Trap #2: “Erase to the Top” and the incentive to cheat
A recent USA Today expose revealed that among some high performing Washington, DC public schools, there were suspiciously high erasure rates on high-stakes tests. To be flagged, “a classroom had to have so many wrong-to-right erasures that the average for each student was 4 standard deviations higher than the average for all D.C. students in that grade on that test. In layman’s terms, that means a classroom corrected its answers so much more often than the rest of the district that it could have occurred roughly one in 30,000 times by chance.”
Despite that very high threshold, from “2008 to 2010, 103 public schools in the District of Columbia were flagged for having at least one class of students with statistically high rates of wrong answers that were erased and replaced by correct answers on standardized tests. That represents more than half of the schools in the system.”

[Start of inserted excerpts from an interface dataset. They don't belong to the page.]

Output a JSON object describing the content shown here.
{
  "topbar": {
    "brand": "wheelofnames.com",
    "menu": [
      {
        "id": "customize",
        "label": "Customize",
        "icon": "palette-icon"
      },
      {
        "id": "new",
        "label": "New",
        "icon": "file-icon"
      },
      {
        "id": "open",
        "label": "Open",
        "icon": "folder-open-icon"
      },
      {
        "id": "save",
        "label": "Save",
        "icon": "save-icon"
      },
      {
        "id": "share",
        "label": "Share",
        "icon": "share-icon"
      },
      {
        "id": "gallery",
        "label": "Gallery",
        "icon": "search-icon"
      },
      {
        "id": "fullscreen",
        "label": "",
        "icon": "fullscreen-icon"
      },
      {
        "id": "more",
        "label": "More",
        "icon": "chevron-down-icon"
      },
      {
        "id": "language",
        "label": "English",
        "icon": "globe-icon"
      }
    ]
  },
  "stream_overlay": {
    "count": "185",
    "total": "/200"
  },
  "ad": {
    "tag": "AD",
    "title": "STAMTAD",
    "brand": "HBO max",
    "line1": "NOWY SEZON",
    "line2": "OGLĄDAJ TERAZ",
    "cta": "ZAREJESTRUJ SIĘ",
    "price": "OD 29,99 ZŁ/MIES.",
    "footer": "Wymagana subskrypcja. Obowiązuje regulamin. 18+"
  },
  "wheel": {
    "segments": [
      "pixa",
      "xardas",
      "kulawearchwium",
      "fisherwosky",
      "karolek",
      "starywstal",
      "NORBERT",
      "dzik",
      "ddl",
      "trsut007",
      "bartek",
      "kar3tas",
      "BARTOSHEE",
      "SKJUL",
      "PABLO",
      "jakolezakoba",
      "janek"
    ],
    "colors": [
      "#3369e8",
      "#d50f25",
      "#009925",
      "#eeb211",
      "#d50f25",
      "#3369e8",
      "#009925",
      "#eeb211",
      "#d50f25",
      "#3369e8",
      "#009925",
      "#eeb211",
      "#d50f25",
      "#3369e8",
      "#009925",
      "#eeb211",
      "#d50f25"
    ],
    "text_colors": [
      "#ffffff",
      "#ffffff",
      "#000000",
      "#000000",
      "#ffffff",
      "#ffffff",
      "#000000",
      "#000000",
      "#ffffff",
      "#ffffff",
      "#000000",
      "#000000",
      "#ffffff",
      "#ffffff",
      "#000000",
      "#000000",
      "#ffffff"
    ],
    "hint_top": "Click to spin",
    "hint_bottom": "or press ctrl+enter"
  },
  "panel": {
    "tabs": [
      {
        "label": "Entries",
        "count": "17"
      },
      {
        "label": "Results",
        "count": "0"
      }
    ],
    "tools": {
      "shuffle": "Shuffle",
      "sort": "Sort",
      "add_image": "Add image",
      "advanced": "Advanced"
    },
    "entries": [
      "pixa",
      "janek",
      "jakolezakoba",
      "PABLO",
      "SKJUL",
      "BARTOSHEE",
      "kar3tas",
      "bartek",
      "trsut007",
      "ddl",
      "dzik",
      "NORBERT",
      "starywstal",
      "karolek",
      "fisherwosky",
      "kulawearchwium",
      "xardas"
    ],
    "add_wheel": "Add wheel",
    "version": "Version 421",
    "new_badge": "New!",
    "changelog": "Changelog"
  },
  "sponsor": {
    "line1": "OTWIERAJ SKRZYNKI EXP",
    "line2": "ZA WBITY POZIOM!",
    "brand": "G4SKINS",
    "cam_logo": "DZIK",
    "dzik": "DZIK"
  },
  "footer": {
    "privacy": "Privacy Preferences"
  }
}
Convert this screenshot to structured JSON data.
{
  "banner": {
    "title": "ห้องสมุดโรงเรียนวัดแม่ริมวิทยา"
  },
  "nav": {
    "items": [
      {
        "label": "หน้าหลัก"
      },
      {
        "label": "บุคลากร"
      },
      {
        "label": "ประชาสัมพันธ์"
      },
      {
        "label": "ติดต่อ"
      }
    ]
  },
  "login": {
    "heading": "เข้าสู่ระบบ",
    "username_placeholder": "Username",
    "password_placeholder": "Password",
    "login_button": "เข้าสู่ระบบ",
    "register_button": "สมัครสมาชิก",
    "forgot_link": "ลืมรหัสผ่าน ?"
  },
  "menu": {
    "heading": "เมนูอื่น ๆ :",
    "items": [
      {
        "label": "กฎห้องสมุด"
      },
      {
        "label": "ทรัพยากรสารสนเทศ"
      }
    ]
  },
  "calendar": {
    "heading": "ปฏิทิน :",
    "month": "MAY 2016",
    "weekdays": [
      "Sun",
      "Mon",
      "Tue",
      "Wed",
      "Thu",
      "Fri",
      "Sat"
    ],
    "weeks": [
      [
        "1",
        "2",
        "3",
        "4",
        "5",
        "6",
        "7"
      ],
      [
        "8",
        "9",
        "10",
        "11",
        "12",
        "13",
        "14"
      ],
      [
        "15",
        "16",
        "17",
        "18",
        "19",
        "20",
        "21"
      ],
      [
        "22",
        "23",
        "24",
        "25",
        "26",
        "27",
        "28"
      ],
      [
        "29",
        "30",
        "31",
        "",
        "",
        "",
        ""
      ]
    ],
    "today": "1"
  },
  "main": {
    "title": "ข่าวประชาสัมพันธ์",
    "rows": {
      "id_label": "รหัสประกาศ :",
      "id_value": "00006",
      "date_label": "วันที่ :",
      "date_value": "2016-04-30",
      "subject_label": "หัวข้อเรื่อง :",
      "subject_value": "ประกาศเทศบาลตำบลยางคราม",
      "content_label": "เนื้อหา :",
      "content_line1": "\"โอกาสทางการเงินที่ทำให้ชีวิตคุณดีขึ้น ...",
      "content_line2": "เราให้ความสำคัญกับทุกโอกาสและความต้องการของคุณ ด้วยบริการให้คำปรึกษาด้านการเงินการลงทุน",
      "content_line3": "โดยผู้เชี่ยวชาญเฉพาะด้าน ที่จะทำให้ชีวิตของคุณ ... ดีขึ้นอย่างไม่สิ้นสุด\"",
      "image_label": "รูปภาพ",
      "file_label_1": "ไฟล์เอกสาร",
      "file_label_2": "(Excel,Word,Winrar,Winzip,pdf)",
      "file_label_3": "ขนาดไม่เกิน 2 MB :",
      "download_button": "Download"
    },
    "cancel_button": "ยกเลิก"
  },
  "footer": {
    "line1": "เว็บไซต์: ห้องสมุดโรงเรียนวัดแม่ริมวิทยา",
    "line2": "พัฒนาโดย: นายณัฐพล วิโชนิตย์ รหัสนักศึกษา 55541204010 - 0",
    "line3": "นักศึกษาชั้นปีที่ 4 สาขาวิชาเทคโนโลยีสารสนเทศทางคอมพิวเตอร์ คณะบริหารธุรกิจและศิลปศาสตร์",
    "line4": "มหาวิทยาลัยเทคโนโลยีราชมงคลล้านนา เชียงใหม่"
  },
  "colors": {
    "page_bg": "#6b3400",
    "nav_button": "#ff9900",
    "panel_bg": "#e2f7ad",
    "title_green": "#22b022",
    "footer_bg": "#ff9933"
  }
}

Among the schools flagged for wrong-to-right erasures were eight of the 10 campuses where Chancellor Michelle Rhee “handed out so-called TEAM awards ‘to recognize, reward and retain high-performing educators and support staff.'” (Rhee awarded more than $1.5 million in bonuses on the basis of big jumps in 2007 and 2008 test scores.) “At three of the award-winning schools – Phoebe Hearst Elementary, Winston Education Campus and Aiton Elementary – 85% or more of classrooms were identified as having high erasure rates in 2008.”
How will states avoid the “Erase to the Top” effect as they implement RTTT and the PARCC assessments and tie them to administrator and teacher performance reviews, tenure decisions and pay?
Trap #3: Rigidity and conformity replace flexibility and creativity
The pressure to improve on ELA and math assessments has produced many deleterious effects. Student time with the social sciences, art and music has been reduced or eliminated. Drill and kill has replaced depth and breath in many classrooms. Divergent thinking is dominated by convergent thinking. The need to provide a correct answer limits students’ opportunity to ask the right question.
How will states ensure a rich, robust educational experience that promotes creative thinking and engages student minds in multiple disciplines?
Trap #4: Stripping a complex, creative process down to a mechanical one
Demands upon teachers to cover ever-expanding curricula, prepare for increasing numbers of assessments and conform to mechanistic pedagogic practices have constrained teacher flexibility and creativity within the classroom. This disturbing trend is exactly the opposite of what is occurring in the private sector where creativity and flexibility are highly sought attributes.
A recent Economist blog sums up this concern succinctly: “Governments and voters are confronted with a phenomenon they are desperate to improve, but can’t measure. What goes on in a classroom is a social phenomenon that can’t be effectively captured through standardised measurements. But they need a number. So they’re creating standardised measurements to get one. But immediately, the application of the measurement and its incentives changes the way the phenomenon is organised. A complex, creative process is stripped down to a mechanical one designed to produce high test scores.”
How will implementation of RTTT and the PARCC assessments recognize and promote teaching as a complex, creative process and not diminish it as mechanistic and rote?
An authentic, high-stakes test of RTTT and PARCC effectiveness
Here is how I will know whether the RTTT and the PARCC assessments have been implemented effectively. Years from now, I will read an interview with a fourth-grader from a local elementary school who comments:
“Every day I love to go to school. We learn, and learn, and learn. And then occasionally we take a test.” Do the tests effectively assess your learning? “Yes, absolutely!”